Following the recent leaks of bank statements revealing that some high-profile ANC politicians and members of the executive, alliance leaders and ANC members and leaders received financial disbursements as part of President Matamela Ramaphosa’s 2017 campaign for the ANC presidency, there has been much uproar, with a call for certain cabinet ministers to be removed who allegedly benefitted financially from their support for Ramaphosa.
It appears that the campaign to portray President Ramaphosa as a “typically corrupt ANC politician” who offers nothing new with his “New Dawn” has gained momentum with all these revelations that have found much mileage on social media platforms. In reflecting upon this brouhaha, one was left with a few obvious questions. Is there anything innately wrong with using money within a political campaign (whether an internal party one or external) to enable one to win a political contest?
What, if anything, is wrong with individuals or groups being given money and resources to go and promote a certain political perspective or view within the context of a political campaign? I mean, politics is about the contestation of power and within that, there are different class and stakeholder interests represented, so why do we naively assume that money won’t be involved in this contestation of diverse and divergent interests?
In the interests of fairness and the spirit of democracy, one would of course need to somehow regulate this aspect of a political campaign, to ensure that divergent views have an equal chance of succeeding, but that does not in any way imply the complete exclusion of money as a facilitatory lobbying tool in campaigning.
To dismiss that completely would be “Alice in Wonderland, pie in the sky” type thinking. I am well aware that in a society where being politically correct and saying the “right thing” (even if one doesn’t believe in it or uphold it in one’s practice) is valued above facing up to reality this could be considered as highly controversial and “counter-revolutionary” by some, but lying to ourselves won’t bring about any desired change to the world we live in. The reality, as the poet William Wordsworth asserts is that, “the world is too much with us.”

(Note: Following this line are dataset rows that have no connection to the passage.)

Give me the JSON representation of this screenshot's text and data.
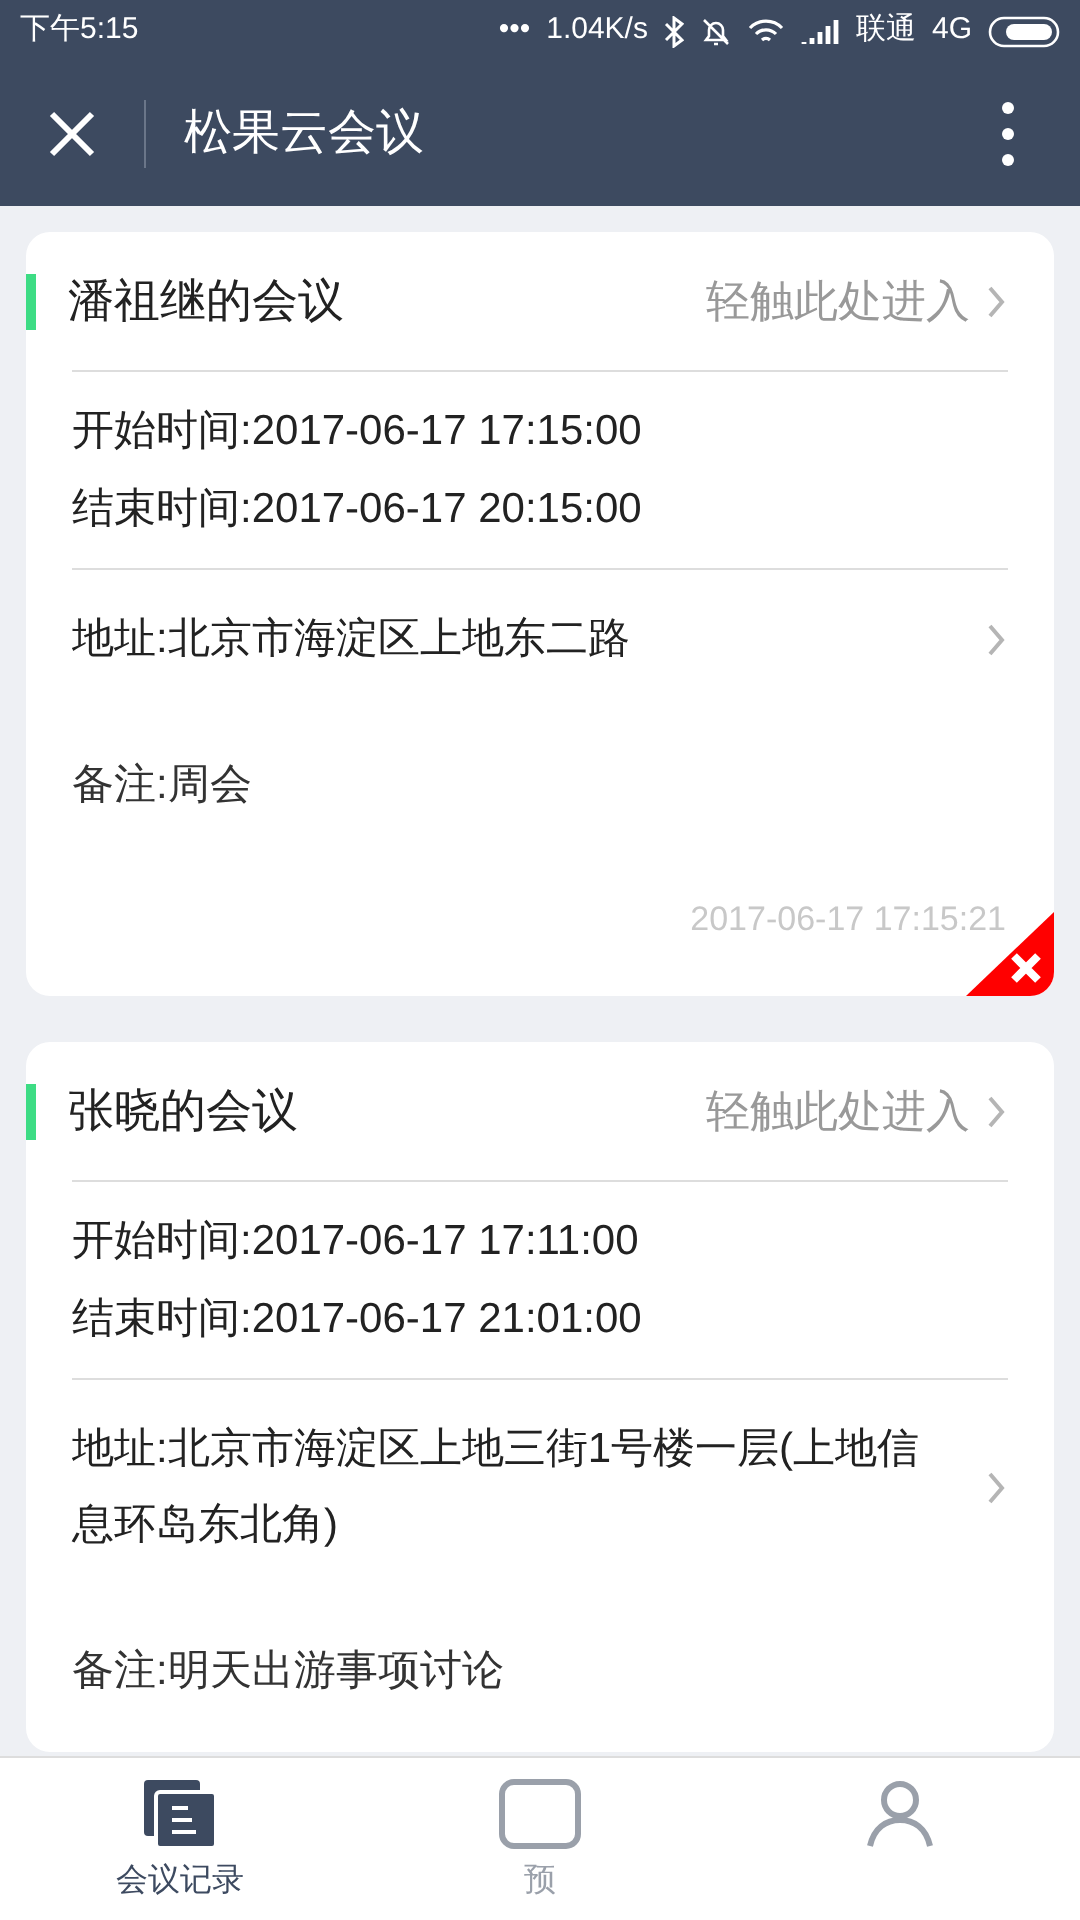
{
  "status_bar": {
    "time": "下午5:15",
    "dots": "•••",
    "speed": "1.04K/s",
    "carrier": "联通",
    "network": "4G"
  },
  "header": {
    "title": "松果云会议"
  },
  "meetings": [
    {
      "title": "潘祖继的会议",
      "enter": "轻触此处进入",
      "start": "开始时间:2017-06-17 17:15:00",
      "end": "结束时间:2017-06-17 20:15:00",
      "address": "地址:北京市海淀区上地东二路",
      "note": "备注:周会",
      "created": "2017-06-17 17:15:21",
      "deletable": true
    },
    {
      "title": "张晓的会议",
      "enter": "轻触此处进入",
      "start": "开始时间:2017-06-17 17:11:00",
      "end": "结束时间:2017-06-17 21:01:00",
      "address": "地址:北京市海淀区上地三街1号楼一层(上地信息环岛东北角)",
      "note": "备注:明天出游事项讨论",
      "deletable": false
    }
  ],
  "tabs": [
    {
      "label": "会议记录",
      "selected": true,
      "kind": "records"
    },
    {
      "label": "预",
      "selected": false,
      "kind": "book"
    },
    {
      "kind": "profile",
      "selected": false
    }
  ]
}
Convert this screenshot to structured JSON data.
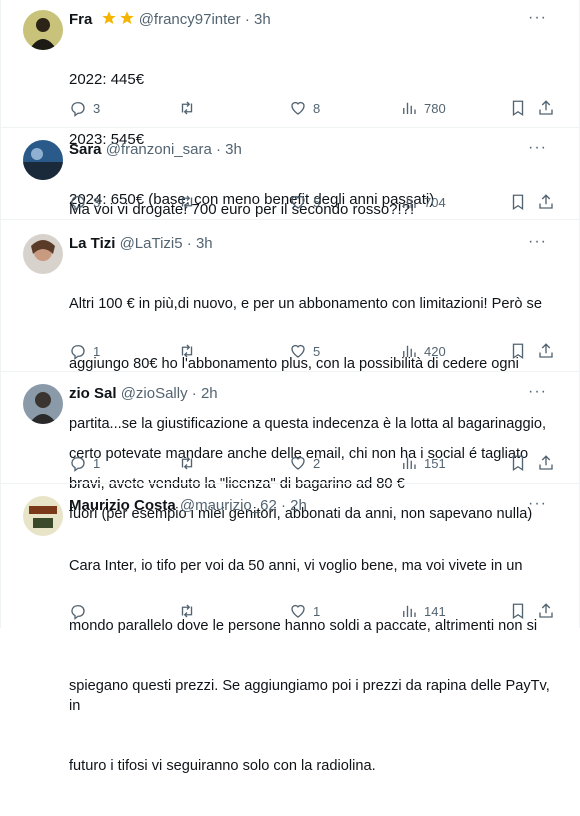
{
  "tweets": [
    {
      "name": "Fra",
      "handle": "@francy97inter",
      "time": "3h",
      "lines": [
        "2022: 445€",
        "2023: 545€",
        "2024: 650€ (base, con meno benefit degli anni passati)"
      ],
      "replies": "3",
      "retweets": "",
      "likes": "8",
      "views": "780"
    },
    {
      "name": "Sara",
      "handle": "@franzoni_sara",
      "time": "3h",
      "lines": [
        "Ma voi vi drogate! 700 euro per il secondo rosso?!?!"
      ],
      "replies": "3",
      "retweets": "",
      "likes": "5",
      "views": "704"
    },
    {
      "name": "La Tizi",
      "handle": "@LaTizi5",
      "time": "3h",
      "lines": [
        "Altri 100 € in più,di nuovo, e per un abbonamento con limitazioni! Però se",
        "aggiungo 80€ ho l'abbonamento plus, con la possibilità di cedere ogni",
        "partita...se la giustificazione a questa indecenza è la lotta al bagarinaggio,",
        "bravi, avete venduto la \"licenza\" di bagarino ad 80 €"
      ],
      "replies": "1",
      "retweets": "",
      "likes": "5",
      "views": "420"
    },
    {
      "name": "zio Sal",
      "handle": "@zioSally",
      "time": "2h",
      "lines": [
        "certo potevate mandare anche delle email, chi non ha i social é tagliato",
        "fuori (per esempio i miei genitori, abbonati da anni, non sapevano nulla)"
      ],
      "replies": "1",
      "retweets": "",
      "likes": "2",
      "views": "151"
    },
    {
      "name": "Maurizio Costa",
      "handle": "@maurizio_62",
      "time": "2h",
      "lines": [
        "Cara Inter, io tifo per voi da 50 anni, vi voglio bene, ma voi vivete in un",
        "mondo parallelo dove le persone hanno soldi a paccate, altrimenti non si",
        "spiegano questi prezzi. Se aggiungiamo poi i prezzi da rapina delle PayTv, in",
        "futuro i tifosi vi seguiranno solo con la radiolina."
      ],
      "replies": "",
      "retweets": "",
      "likes": "1",
      "views": "141"
    }
  ],
  "separator_dot": "·",
  "more_glyph": "···",
  "colors": {
    "text": "#0f1419",
    "secondary": "#536471",
    "border": "#eff3f4",
    "star": "#f4b400"
  },
  "icons": [
    "reply-icon",
    "retweet-icon",
    "like-icon",
    "views-icon",
    "bookmark-icon",
    "share-icon",
    "more-icon",
    "star-icon"
  ]
}
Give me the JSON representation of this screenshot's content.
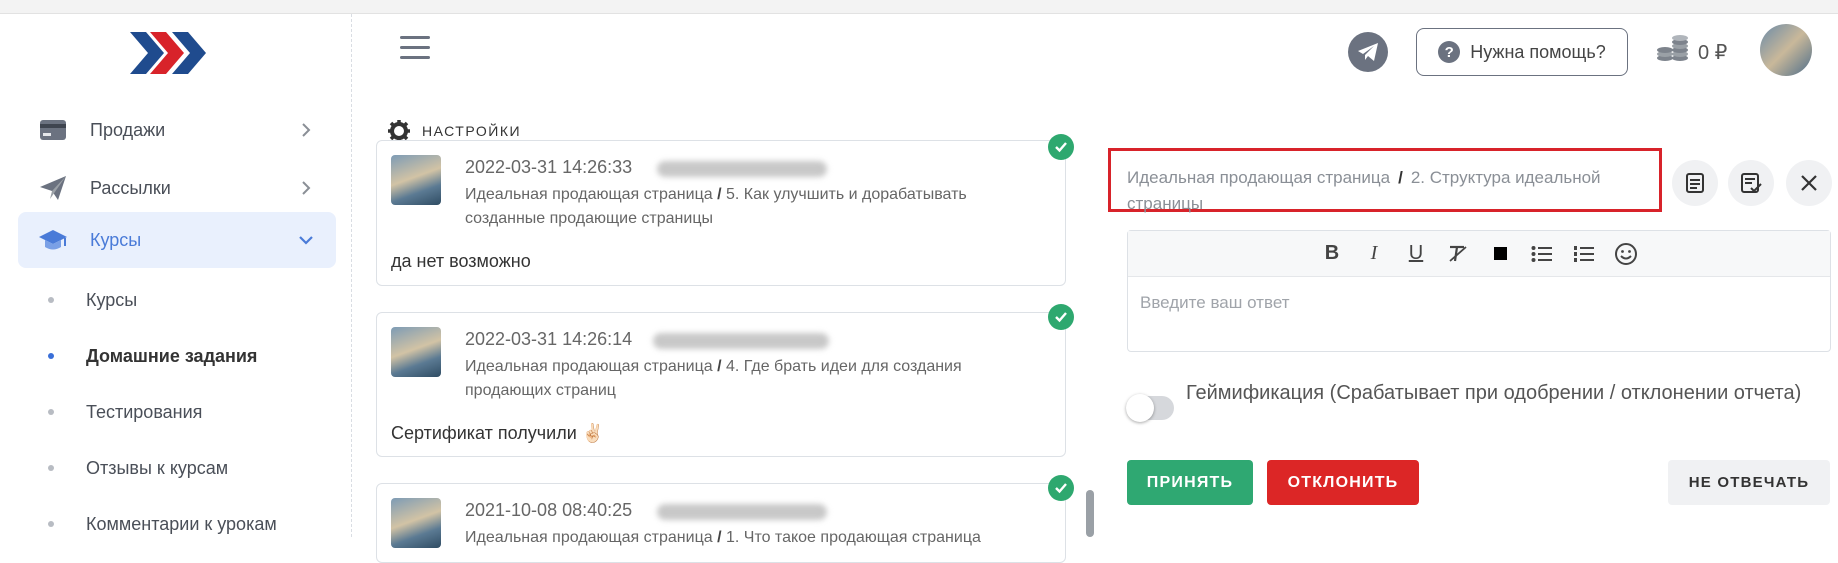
{
  "header": {
    "help_label": "Нужна помощь?",
    "balance": "0 ₽"
  },
  "sidebar": {
    "items": [
      {
        "label": "Продажи",
        "icon": "credit-card-icon"
      },
      {
        "label": "Рассылки",
        "icon": "paper-plane-icon"
      },
      {
        "label": "Курсы",
        "icon": "graduation-cap-icon"
      }
    ],
    "subitems": [
      {
        "label": "Курсы"
      },
      {
        "label": "Домашние задания"
      },
      {
        "label": "Тестирования"
      },
      {
        "label": "Отзывы к курсам"
      },
      {
        "label": "Комментарии к урокам"
      }
    ]
  },
  "settings_label": "НАСТРОЙКИ",
  "reports": [
    {
      "date": "2022-03-31 14:26:33",
      "course": "Идеальная продающая страница",
      "lesson": "5. Как улучшить и дорабатывать созданные продающие страницы",
      "message": "да нет возможно"
    },
    {
      "date": "2022-03-31 14:26:14",
      "course": "Идеальная продающая страница",
      "lesson": "4. Где брать идеи для создания продающих страниц",
      "message": "Сертификат получили ✌🏻"
    },
    {
      "date": "2021-10-08 08:40:25",
      "course": "Идеальная продающая страница",
      "lesson": "1. Что такое продающая страница"
    }
  ],
  "detail": {
    "breadcrumb_course": "Идеальная продающая страница",
    "breadcrumb_sep": "/",
    "breadcrumb_lesson": "2. Структура идеальной страницы",
    "answer_placeholder": "Введите ваш ответ",
    "gamification_label": "Геймификация (Срабатывает при одобрении / отклонении отчета)",
    "accept_label": "ПРИНЯТЬ",
    "reject_label": "ОТКЛОНИТЬ",
    "skip_label": "НЕ ОТВЕЧАТЬ"
  },
  "colors": {
    "accent": "#4a7bd8",
    "accept": "#2fa872",
    "reject": "#dc2626",
    "highlight_box": "#d8232a"
  }
}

In democracies such as the USA, the issue of campaign finance reform has been a hot topic for decades now, with arguments for and against regulating campaign finance being advanced, but the question from a democratic perspective should be whether limiting the amount of money that one can spend on political advocacy would not be an infringement on people’s right to express support for whatever candidate they prefer, given whatever political agenda they want to advance.
Campaign funding is after all, just another form of lobbying in support of a certain agenda within the context of a democratic contest. Regulation of some sort is necessary to ensure that we don’t create a “democracy of the rich” where “he with the most money wins”, but it can’t be that we approach such an issue with a black or white, either or mindset in the world of real politik.
Is there any evidence that state resources where used in President Ramaphosa’s ascendancy to the ANC presidency, and if not, then what is the fuss all about? An ironic question, if we want to prohibit or limit the usage of money in campaign politics would be, what price do we then put on the right to free speech and expression, which campaign funding is an expression of? There have been no revelations so far of any corruption or corrupt activities by President Ramaphosa and the people who supported him in the campaign, so it would appear that all the fuss just amounts to much ado about nothing.
The better discussion in my view would be how we would seek to advance openness and transparency in both intra and inter party political contest political funding in order to strengthen our democracy, but to take a superfluous, puritanical position on the issue would be highly unrealistic and impractical in my view. English author William Ralph Inge summed it up best when he said that, “it is useless for the sheep to pass resolutions in favour of vegetarianism while the wolf remains of a different opinion.”
Mugabe Ratshikuni works for the Gauteng provincial government; He is an activist with a passion for social justice and transformation. He writes here in his personal capacity.